South Korea survived economic crises in 1997 and in 2008. The first largely emanated from the external shock. There was a rapid devaluation of the currency and international lenders rushed to unwind and call up loans to the banks.
When the international rating agencies downgraded the country, it had no option but to turn to the IMF for bailouts that included deep structural reforms, stringent austerity measures that were unpopular and the depreciation of currency that basically obliterated a sizeable number of businesses.
It took the erudite consultative and the immensely likeable Kim to steer the country from the brink of bankruptcy through brilliant crisis management, carefully sequenced structural reforms and strengthening of democratic institutions.
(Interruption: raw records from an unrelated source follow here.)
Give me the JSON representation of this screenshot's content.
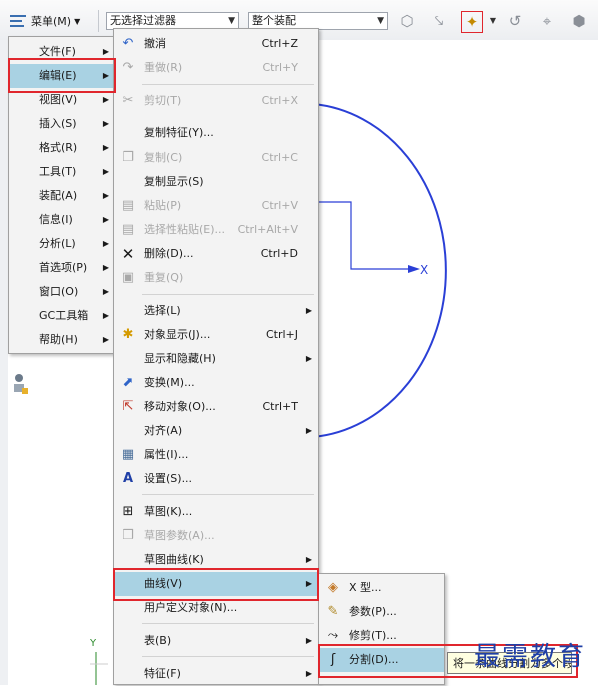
{
  "toolbar": {
    "menu_label": "菜单(M)",
    "filter_value": "无选择过滤器",
    "assembly_value": "整个装配",
    "icons": [
      "filter-cube-icon",
      "filter-arrow-icon",
      "select-filter-icon",
      "snap-arc-icon",
      "snap-point-icon",
      "snap-node-icon",
      "view-cube-icon"
    ]
  },
  "main_menu": {
    "items": [
      {
        "label": "文件(F)",
        "submenu": true
      },
      {
        "label": "编辑(E)",
        "submenu": true,
        "selected": true
      },
      {
        "label": "视图(V)",
        "submenu": true
      },
      {
        "label": "插入(S)",
        "submenu": true
      },
      {
        "label": "格式(R)",
        "submenu": true
      },
      {
        "label": "工具(T)",
        "submenu": true
      },
      {
        "label": "装配(A)",
        "submenu": true
      },
      {
        "label": "信息(I)",
        "submenu": true
      },
      {
        "label": "分析(L)",
        "submenu": true
      },
      {
        "label": "首选项(P)",
        "submenu": true
      },
      {
        "label": "窗口(O)",
        "submenu": true
      },
      {
        "label": "GC工具箱",
        "submenu": true
      },
      {
        "label": "帮助(H)",
        "submenu": true
      }
    ]
  },
  "edit_menu": {
    "items": [
      {
        "label": "撤消",
        "shortcut": "Ctrl+Z",
        "icon": "undo-icon"
      },
      {
        "label": "重做(R)",
        "shortcut": "Ctrl+Y",
        "icon": "redo-icon",
        "disabled": true
      },
      {
        "label": "剪切(T)",
        "shortcut": "Ctrl+X",
        "icon": "scissors-icon",
        "disabled": true
      },
      {
        "label": "复制特征(Y)...",
        "shortcut": "",
        "icon": ""
      },
      {
        "label": "复制(C)",
        "shortcut": "Ctrl+C",
        "icon": "copy-icon",
        "disabled": true
      },
      {
        "label": "复制显示(S)",
        "shortcut": "",
        "icon": ""
      },
      {
        "label": "粘贴(P)",
        "shortcut": "Ctrl+V",
        "icon": "paste-icon",
        "disabled": true
      },
      {
        "label": "选择性粘贴(E)...",
        "shortcut": "Ctrl+Alt+V",
        "icon": "paste-special-icon",
        "disabled": true
      },
      {
        "label": "删除(D)...",
        "shortcut": "Ctrl+D",
        "icon": "delete-x-icon"
      },
      {
        "label": "重复(Q)",
        "shortcut": "",
        "icon": "repeat-icon",
        "disabled": true
      },
      {
        "label": "选择(L)",
        "shortcut": "",
        "icon": "",
        "submenu": true
      },
      {
        "label": "对象显示(J)...",
        "shortcut": "Ctrl+J",
        "icon": "object-display-icon"
      },
      {
        "label": "显示和隐藏(H)",
        "shortcut": "",
        "icon": "",
        "submenu": true
      },
      {
        "label": "变换(M)...",
        "shortcut": "",
        "icon": "transform-icon"
      },
      {
        "label": "移动对象(O)...",
        "shortcut": "Ctrl+T",
        "icon": "move-object-icon"
      },
      {
        "label": "对齐(A)",
        "shortcut": "",
        "icon": "",
        "submenu": true
      },
      {
        "label": "属性(I)...",
        "shortcut": "",
        "icon": "properties-icon"
      },
      {
        "label": "设置(S)...",
        "shortcut": "",
        "icon": "settings-text-icon"
      },
      {
        "label": "草图(K)...",
        "shortcut": "",
        "icon": "sketch-icon"
      },
      {
        "label": "草图参数(A)...",
        "shortcut": "",
        "icon": "sketch-param-icon",
        "disabled": true
      },
      {
        "label": "草图曲线(K)",
        "shortcut": "",
        "icon": "",
        "submenu": true
      },
      {
        "label": "曲线(V)",
        "shortcut": "",
        "icon": "",
        "submenu": true,
        "selected": true
      },
      {
        "label": "用户定义对象(N)...",
        "shortcut": "",
        "icon": ""
      },
      {
        "label": "表(B)",
        "shortcut": "",
        "icon": "",
        "submenu": true
      },
      {
        "label": "特征(F)",
        "shortcut": "",
        "icon": "",
        "submenu": true
      }
    ]
  },
  "curve_menu": {
    "items": [
      {
        "label": "X 型...",
        "icon": "x-type-curve-icon"
      },
      {
        "label": "参数(P)...",
        "icon": "parameters-icon"
      },
      {
        "label": "修剪(T)...",
        "icon": "trim-curve-icon"
      },
      {
        "label": "分割(D)...",
        "icon": "divide-curve-icon",
        "selected": true
      }
    ]
  },
  "tooltip": {
    "text": "将一条曲线分割为多个段"
  },
  "canvas": {
    "axis_x": "X",
    "axis_y": "Y"
  },
  "watermark": "最需教育",
  "colors": {
    "highlight": "#a9d2e3",
    "annotation_box": "#e0262d",
    "curve": "#2a3fd6"
  }
}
On the international front he pursues engagement with North Korea, which came to be known as the Sunshine Policy. The 1997 crisis was more severe. At one stage South Korea was downgraded by the rating agencies by about nine notches in the midst of the crisis.
South Korea, however, was able to bounce back with an investment grade 13 months later. This was nothing short of an economic miracle that no other country has been able to achieve to this day. It is reported that 4.3million people collected and contributed gold to pay back the IMF loan.
The lessons of East Asian crises, in general, and South Korea, in particular, are instructive. South Africa might not have had success similar to South Korea. Except between 1995 and 2005 when there was modest growth, South Africa has been in a steady decline for the past 10 years.
Structural reform will need a careful sequencing for optimal effect. While President Cyril Ramaphosa’s infrastructure investment project is at the centre of his economic turnaround strategy, it is by no way a panacea.
Infrastructure contributes to economic growth through productivity improvement and as such it should be of quality and sustainable.
Just like South Korea, we have a fiscal debt that is unsustainable with prohibitive debt servicing costs. The disarray in our state-owned entities requires massive funding injections to bring them to some semblance of functionality.
The tight fiscal measures are inevitable and are likely to be very unpopular. Eskom, has been limping and its operations have been in fits and starts hence.
Under these circumstances, you will need the finesse, credibility and inventiveness to navigate the country out of these woes. The reality is that our economic problems can hardly be resolved without some form of internal consensus and external negotiating with the international lenders.
At this level, arrogance must give way to analysis and brawn should make way for brains. The vulnerable state of our economy simply means that populism must yield prudence as must rancour for rigour.
Ramaphosa had a series of meetings, including the summit with development finance institutions on infrastructure; a review meeting on job summit and recently chaired the Presidential Co-ordinating Committee where all spheres of government meet.
In dealing with the unexpected impact of coronavirus, Ramaphosa has announced drastic measures that have his hallmark of being measured, thorough and comprehensive.
People may be disenchanted with his consultative style and some see this approach as his greatest weakness and indecisiveness. However, given the depth of our economic crisis and possible scenarios that may pan out, Ramaphosa may just be the leader we need.
If the South Korean experience is anything to go by, his consultative and consensus building may be South Africa’s strength. Just like Kim demonstrated, credibility, consensus and compromise hold the key in managing crises.
Ramaphosa is known for working very hard. Perhaps someone may have to whisper in his ear that in the face of crises, he may do even better by not working harder but smarter as well.
In the midst of our economic crises, can we say “Cometh the hour, cometh the man”.
Landiwe J Mahlangu is the chief economist at Amazwe Analytics and Advisory.